At that time ‘commercial insurers’ did not refer to health insurers at all. Commercial insurers provided for-profit RISK insurance — which health ‘insurance’ isn’t (and can’t be without defeating its original purpose; to help more people afford care while helping providers maintain expensive facilities and services). Health insurance was created as an additional way, beyond taxes and charity, to socialize increasing health care costs — to assure the healthy, self-interestedly, that the resources to meet their inevitable health care needs would be there when needed. And to ensure hospitals would have a revenue stream to help them maintain the increasingly sophisticated and varied resources to meet the modern care needs of their communities.

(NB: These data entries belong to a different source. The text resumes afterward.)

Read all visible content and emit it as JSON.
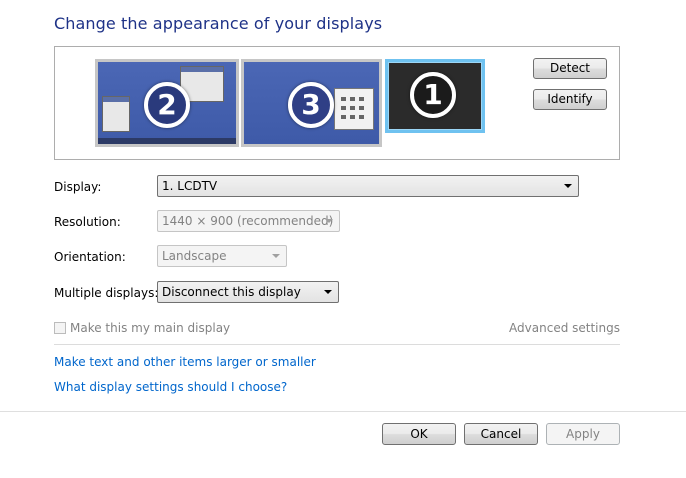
{
  "title": "Change the appearance of your displays",
  "monitors": [
    {
      "number": "2",
      "selected": false
    },
    {
      "number": "3",
      "selected": false
    },
    {
      "number": "1",
      "selected": true
    }
  ],
  "buttons": {
    "detect": "Detect",
    "identify": "Identify",
    "ok": "OK",
    "cancel": "Cancel",
    "apply": "Apply"
  },
  "fields": {
    "display": {
      "label": "Display:",
      "value": "1. LCDTV"
    },
    "resolution": {
      "label": "Resolution:",
      "value": "1440 × 900 (recommended)"
    },
    "orientation": {
      "label": "Orientation:",
      "value": "Landscape"
    },
    "multiple": {
      "label": "Multiple displays:",
      "value": "Disconnect this display"
    }
  },
  "main_display_checkbox": {
    "label": "Make this my main display",
    "checked": false
  },
  "advanced_settings": "Advanced settings",
  "links": {
    "text_size": "Make text and other items larger or smaller",
    "which_settings": "What display settings should I choose?"
  },
  "colors": {
    "title": "#1e3287",
    "link": "#0066cc",
    "selected_monitor_border": "#6fc2f0",
    "desktop_blue": "#4b67b5"
  }
}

Although the first actual, modern health insurance program is credited to a hospital in Texas in the 1920 which contracted with school district employees to provide services to for a monthly premium (it was non-profit); proto-insurance schemes based on the same principle — asking healthy EMPLOYED people to contribute a modest monthly amount to cover care if and when they were injured or ill — were used long before. The Sisters of Providence, for instance, established the first hospitals in my part of the world, the Pacific Northwest, in the middle of the 19th century, offered loggers care for their not-infrequent injuries for a payment of $1 a month (this I understand having cut down trees while gaffing up them). The connection between health insurance and employment did not, as many people believe, just arise as a government idea with favorable WWII tax policies. It arose from a much older recognition of the reality that injury and illness compromise patients’ ability to work, earn and pay — and the recognition the employed, especially those in the more commonly dangerous occupations, had both the income with which to make regular payments and an incentive to make arrangements to provide for themselves, as eventual patients, with care when needed despite the economic vulnerability illness caused — while providing providers with resources that helped maintain facilities and services and workforce to provide that care.
Until the advent of ‘managed care,’ which deregulated the health insurance market in ways giving insurers a greater ability to limit who was covered and what was covered — to their own benefit (but not necessarily to the benefit of our social need for broadly available health care, or increasingly, premium payers’ needs either). In fact, commercial insurers avoided the health insurance market like the plague.
It was understood by everyone that there was no way to make a profit in it While still meeting policy holders actual needs.
Health insurance was created solely as a way to socialize costs for health care consumers.
It did and does not and can not work like a car, flood, or even life insurance where insurers work out, and profit from, fairly reliable actuarial probabilities about what percentage of policy holders are likely to ever make a claim, the likely length of time the average policy holder will be paying premiums before making a claim, and from those probabilities charge — and deny coverage — accordingly. People, the overwhelming majority of policy holders, will depend on health care coverage again and again and again — for services large and small — with more and more needs, and more serious needs, accumulating over time.
Inviting commercial insurers into the market as we did in the late 70s and 1980s, with managed care, was a big mistake.
But many countries, Germany, Switzerland, France, provide excellent, cost-effective universal systems that are not single payer — they rely in different ways on a networks of non-profit and public insurance. Although some countries allow for-profit insurers who provide some limited extra coverage, they are very limited.
I don’t think we should throw their examples out while looking for the best way for the US to provide universal coverage.
Especially considering how many Americans do receive coverage through insurance at work, and are happy with that coverage, and our long history with that method of socialization.”